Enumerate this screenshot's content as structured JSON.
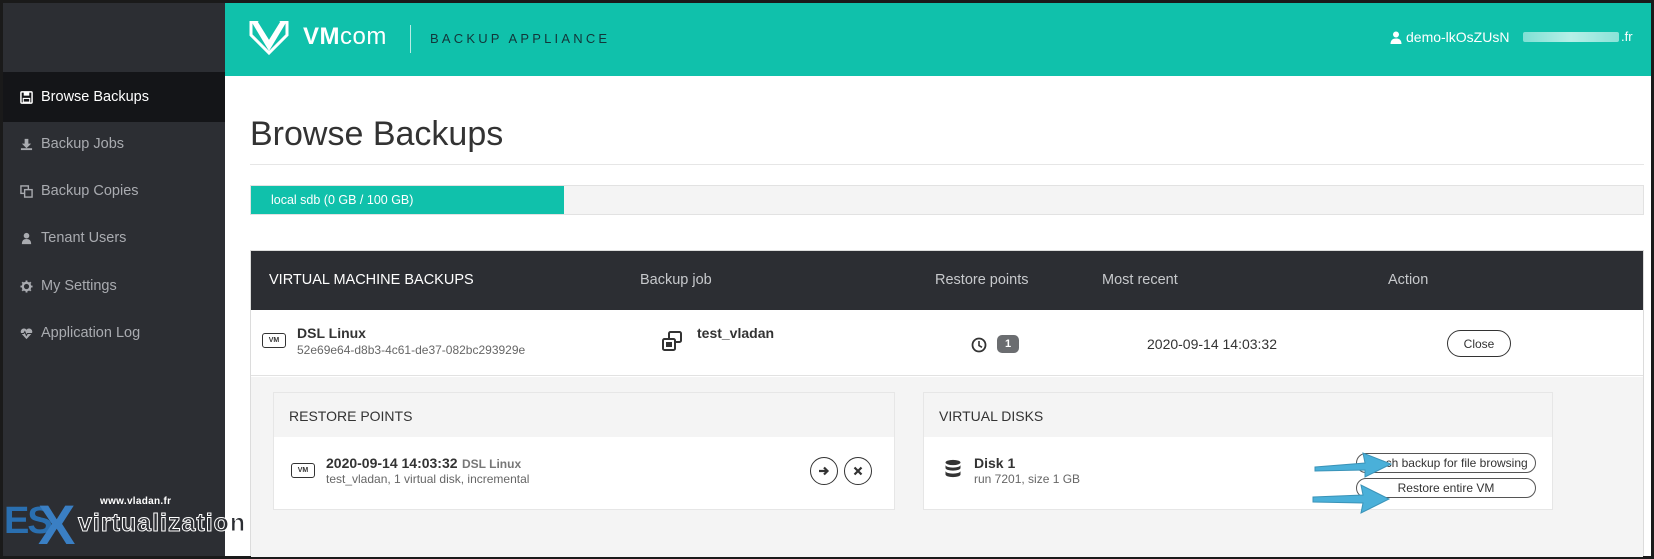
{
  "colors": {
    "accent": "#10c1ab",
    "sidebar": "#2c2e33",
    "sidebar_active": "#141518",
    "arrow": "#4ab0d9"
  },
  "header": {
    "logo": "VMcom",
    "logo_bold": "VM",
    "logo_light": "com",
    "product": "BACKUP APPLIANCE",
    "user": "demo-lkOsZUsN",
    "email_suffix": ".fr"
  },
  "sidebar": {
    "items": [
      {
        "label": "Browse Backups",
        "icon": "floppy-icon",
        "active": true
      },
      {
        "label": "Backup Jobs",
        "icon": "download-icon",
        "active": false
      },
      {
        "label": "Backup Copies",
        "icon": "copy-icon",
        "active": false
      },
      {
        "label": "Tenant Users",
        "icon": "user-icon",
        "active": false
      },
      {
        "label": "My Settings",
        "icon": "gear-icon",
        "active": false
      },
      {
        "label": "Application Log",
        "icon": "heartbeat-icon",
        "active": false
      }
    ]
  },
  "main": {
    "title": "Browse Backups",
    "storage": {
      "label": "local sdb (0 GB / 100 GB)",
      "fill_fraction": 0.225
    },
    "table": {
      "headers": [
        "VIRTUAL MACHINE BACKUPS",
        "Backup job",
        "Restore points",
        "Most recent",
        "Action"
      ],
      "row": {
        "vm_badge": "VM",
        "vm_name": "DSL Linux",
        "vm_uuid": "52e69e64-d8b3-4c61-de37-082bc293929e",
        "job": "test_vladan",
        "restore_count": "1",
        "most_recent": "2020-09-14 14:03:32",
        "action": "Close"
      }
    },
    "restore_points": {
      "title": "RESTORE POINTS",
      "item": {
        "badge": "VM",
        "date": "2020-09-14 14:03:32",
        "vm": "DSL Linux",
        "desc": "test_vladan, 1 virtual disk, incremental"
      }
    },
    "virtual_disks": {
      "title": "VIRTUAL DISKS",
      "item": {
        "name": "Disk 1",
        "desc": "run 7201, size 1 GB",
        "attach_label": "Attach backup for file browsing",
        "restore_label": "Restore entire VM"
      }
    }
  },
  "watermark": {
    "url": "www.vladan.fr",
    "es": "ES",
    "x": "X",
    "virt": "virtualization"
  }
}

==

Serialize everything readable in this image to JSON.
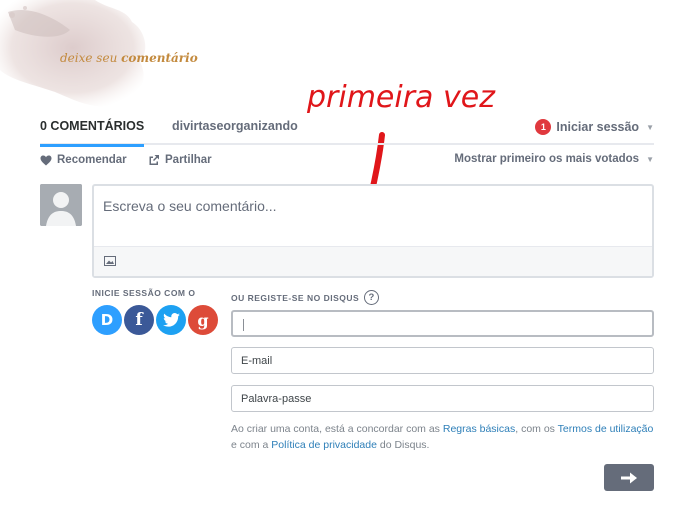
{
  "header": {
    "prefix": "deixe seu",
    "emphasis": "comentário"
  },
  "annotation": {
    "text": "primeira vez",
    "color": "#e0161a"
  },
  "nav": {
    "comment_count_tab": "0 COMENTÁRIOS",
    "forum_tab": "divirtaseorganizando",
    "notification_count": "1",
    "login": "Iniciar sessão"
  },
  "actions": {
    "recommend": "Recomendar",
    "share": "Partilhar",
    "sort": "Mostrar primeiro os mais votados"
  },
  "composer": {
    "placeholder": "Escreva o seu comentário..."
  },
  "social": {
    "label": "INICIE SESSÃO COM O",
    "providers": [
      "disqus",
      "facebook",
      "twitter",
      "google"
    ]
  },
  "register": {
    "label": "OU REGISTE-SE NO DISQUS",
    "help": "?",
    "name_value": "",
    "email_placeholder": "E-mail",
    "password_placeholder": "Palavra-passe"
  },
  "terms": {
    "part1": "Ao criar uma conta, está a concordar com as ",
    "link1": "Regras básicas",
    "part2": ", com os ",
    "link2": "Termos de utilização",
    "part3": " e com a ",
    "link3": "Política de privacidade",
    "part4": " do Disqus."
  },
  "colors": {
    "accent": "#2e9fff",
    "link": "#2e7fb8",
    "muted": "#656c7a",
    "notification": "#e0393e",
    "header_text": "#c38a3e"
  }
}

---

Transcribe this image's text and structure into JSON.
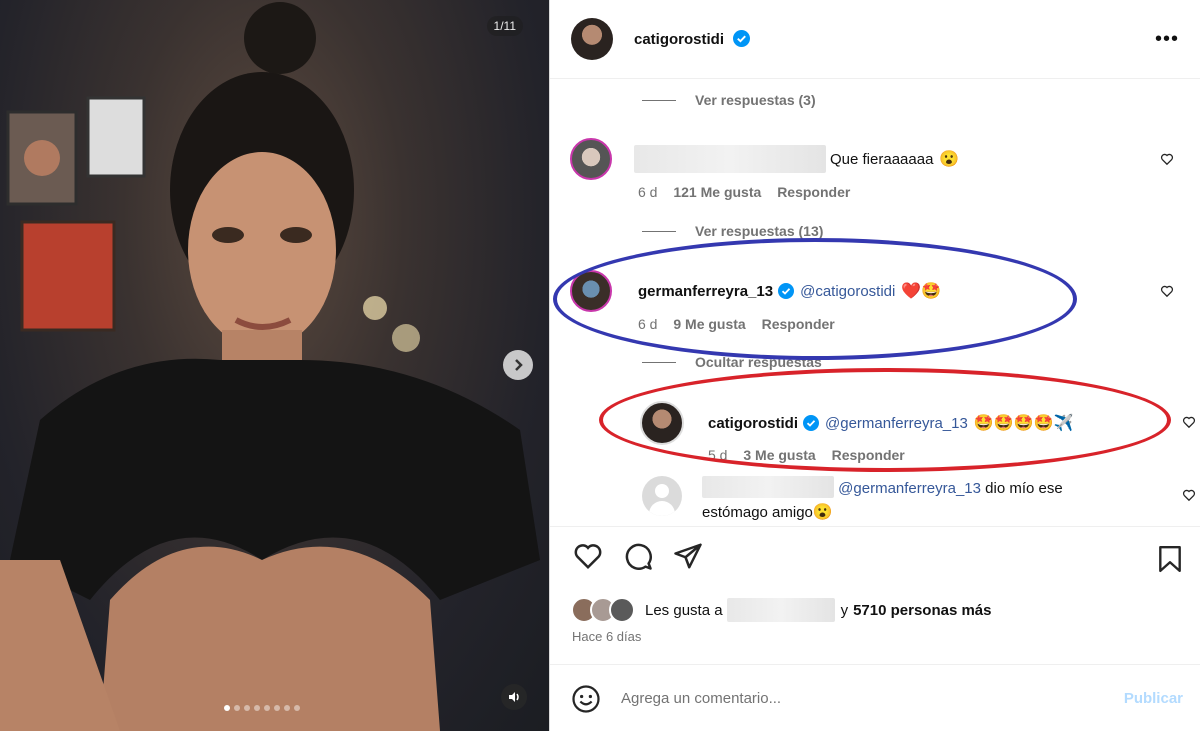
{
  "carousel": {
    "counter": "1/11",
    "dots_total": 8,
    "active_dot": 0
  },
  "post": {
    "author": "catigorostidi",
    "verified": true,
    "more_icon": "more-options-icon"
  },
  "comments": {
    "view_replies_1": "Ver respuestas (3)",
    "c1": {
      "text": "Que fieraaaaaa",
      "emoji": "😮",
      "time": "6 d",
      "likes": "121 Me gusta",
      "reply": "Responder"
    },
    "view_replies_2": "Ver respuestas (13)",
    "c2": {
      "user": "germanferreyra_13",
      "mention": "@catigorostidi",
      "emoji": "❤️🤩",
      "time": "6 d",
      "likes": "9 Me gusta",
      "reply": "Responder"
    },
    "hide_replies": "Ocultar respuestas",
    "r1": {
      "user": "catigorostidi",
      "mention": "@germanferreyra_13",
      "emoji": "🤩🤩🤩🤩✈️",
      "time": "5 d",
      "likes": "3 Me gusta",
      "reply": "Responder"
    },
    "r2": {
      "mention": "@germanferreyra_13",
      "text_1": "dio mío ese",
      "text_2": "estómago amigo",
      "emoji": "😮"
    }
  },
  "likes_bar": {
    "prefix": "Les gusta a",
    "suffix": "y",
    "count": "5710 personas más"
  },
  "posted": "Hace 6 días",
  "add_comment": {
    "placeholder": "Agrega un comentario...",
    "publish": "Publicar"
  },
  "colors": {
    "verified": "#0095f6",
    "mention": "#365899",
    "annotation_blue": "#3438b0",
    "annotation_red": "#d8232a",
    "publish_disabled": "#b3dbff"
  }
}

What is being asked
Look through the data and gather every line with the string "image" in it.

Solution
Serialize everything readable in this image to JSON.
Transcribe this image's text and structure into JSON.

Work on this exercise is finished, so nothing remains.